    The Tree Theme Method as an intervention in psychosocial occupational therapy: Client acceptability and outcomes

    AUSTRALIAN OCCUPATIONAL THERAPY JOURNAL, Issue 3 2009
    A. Birgitta Gunnarsson
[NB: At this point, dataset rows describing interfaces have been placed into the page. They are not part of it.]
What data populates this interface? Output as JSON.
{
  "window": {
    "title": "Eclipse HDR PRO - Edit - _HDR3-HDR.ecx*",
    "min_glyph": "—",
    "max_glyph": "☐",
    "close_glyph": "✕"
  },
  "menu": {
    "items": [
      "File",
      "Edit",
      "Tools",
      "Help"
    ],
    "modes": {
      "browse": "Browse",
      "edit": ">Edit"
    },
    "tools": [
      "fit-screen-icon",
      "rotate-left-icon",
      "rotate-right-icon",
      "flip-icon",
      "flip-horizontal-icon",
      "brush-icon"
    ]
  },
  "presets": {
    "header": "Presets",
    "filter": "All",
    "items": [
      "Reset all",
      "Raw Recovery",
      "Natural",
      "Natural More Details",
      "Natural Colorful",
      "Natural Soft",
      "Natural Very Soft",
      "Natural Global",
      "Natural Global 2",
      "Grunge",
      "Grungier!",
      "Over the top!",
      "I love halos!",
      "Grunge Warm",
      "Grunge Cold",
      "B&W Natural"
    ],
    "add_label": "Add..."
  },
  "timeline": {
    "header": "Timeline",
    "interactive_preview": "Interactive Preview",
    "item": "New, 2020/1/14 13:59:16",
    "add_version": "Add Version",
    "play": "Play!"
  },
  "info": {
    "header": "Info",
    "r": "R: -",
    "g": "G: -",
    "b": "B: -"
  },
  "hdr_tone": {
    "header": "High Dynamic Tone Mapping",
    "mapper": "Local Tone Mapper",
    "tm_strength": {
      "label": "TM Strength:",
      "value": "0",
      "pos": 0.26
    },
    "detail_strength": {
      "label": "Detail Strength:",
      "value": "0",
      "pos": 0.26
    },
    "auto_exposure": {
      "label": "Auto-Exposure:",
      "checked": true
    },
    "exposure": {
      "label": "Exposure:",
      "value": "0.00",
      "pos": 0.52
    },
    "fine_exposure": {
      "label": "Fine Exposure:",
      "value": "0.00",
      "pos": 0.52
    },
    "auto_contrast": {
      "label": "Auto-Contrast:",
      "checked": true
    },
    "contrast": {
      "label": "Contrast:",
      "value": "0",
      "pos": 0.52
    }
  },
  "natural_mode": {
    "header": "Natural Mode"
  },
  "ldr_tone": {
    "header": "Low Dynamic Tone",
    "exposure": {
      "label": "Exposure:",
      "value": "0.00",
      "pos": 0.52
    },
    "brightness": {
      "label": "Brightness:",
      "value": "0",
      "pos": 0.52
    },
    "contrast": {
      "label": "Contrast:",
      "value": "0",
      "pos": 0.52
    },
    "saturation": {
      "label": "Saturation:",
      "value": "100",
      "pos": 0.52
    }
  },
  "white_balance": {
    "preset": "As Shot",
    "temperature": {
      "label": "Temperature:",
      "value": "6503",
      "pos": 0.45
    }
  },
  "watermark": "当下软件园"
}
    Background/aim:,The Tree Theme Method (TTM) is an intervention in which the client paints trees representing certain periods in his/her life. The intervention comprises five sessions, using trees as a starting point to tell one's life story. This study, which is part of an implementation project, aimed to examine the therapeutic alliance and client satisfaction, in relation to perceptions of everyday occupations and health-related factors, with clients going through a TTM intervention. Methods:,Nine occupational therapists recruited 35 clients, at general outpatient mental health care units, for the TTM intervention. Self-rating instruments, targeting therapeutic alliance (HAq-II), different aspects of daily occupations (Canadian Occupational Performance Measure, Satisfaction with Daily Occupations), health-related factors (Sense of Coherence measure, Mastery Scale, Symptom Checklist-90-R) and client satisfaction (Client Satisfaction Questionnaire), were administrated before and after the intervention. Results:,A good initial therapeutic alliance, experienced by both therapists and clients, was correlated to increased changes regarding occupational performance and self-mastery. According to the therapists' ratings, a good initial therapeutic alliance was correlated to increased sense of coherence and a decreased level of psychiatric symptoms. The results showed positive significant changes in occupational performance and health-related factors. High ratings of the therapeutic alliance by the therapists were also related to high client satisfaction. Conclusions:,The TTM seemed to function well in psychosocial occupational therapy, but there is a need for further implementation studies to deepen our understanding of the treatment process, comprising both technique and formation of the therapeutic alliance. [source]